TASK BRIEF:
This exercise calls for copying every line below that holds the word "трех".

DATA FOR ANALYSIS:

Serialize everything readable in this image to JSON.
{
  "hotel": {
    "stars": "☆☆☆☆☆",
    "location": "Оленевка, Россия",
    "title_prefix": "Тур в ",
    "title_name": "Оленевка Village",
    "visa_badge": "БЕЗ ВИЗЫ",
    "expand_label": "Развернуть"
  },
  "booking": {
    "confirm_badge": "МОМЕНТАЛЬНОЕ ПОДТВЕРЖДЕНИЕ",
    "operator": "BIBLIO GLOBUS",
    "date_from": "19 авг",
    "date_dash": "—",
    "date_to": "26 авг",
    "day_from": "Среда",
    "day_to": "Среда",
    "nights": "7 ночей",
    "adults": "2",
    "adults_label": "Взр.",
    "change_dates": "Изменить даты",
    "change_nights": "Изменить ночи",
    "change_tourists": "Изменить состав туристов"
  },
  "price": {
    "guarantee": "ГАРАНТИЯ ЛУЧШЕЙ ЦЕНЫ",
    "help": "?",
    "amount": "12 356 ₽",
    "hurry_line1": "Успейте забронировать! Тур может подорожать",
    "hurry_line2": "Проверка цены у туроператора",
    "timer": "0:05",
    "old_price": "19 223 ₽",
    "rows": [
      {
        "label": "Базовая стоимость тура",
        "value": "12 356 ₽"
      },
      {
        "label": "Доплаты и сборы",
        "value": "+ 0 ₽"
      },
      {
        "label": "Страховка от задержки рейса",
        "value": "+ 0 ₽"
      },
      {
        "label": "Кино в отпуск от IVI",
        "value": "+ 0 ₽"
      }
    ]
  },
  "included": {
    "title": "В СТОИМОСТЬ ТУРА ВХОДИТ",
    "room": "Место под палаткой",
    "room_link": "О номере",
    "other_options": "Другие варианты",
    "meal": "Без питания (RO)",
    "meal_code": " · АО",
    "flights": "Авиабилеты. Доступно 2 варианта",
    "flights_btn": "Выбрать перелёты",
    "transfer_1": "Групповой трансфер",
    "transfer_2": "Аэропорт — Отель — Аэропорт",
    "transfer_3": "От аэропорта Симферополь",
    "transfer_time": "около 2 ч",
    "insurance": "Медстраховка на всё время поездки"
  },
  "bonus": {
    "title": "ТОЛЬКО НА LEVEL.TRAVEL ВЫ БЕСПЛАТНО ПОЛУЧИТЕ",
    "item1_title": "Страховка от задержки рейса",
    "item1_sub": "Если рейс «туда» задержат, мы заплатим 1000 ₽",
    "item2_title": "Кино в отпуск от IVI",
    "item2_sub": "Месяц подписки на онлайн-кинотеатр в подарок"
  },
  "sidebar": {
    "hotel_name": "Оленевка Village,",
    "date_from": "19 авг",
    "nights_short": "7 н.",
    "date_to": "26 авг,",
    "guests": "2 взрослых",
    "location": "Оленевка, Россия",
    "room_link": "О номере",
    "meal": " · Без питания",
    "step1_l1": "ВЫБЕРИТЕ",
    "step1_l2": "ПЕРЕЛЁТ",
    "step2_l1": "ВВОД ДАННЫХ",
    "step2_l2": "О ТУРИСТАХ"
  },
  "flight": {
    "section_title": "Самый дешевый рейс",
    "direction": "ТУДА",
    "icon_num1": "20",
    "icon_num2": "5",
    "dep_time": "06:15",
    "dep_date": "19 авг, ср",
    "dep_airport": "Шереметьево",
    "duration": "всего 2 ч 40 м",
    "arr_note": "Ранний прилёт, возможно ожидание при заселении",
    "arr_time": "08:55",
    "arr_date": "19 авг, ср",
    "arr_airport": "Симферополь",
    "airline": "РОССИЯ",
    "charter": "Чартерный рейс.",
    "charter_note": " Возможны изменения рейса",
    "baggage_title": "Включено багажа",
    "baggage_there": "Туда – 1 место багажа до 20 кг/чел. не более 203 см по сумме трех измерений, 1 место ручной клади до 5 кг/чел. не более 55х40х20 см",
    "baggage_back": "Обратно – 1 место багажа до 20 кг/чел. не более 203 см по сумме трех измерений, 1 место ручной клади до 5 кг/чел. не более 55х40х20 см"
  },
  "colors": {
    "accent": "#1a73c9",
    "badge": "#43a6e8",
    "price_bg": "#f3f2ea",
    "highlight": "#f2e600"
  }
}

ANSWER SECTION:
    "baggage_there": "Туда – 1 место багажа до 20 кг/чел. не более 203 см по сумме трех измерений, 1 место ручной клади до 5 кг/чел. не более 55х40х20 см",
    "baggage_back": "Обратно – 1 место багажа до 20 кг/чел. не более 203 см по сумме трех измерений, 1 место ручной клади до 5 кг/чел. не более 55х40х20 см"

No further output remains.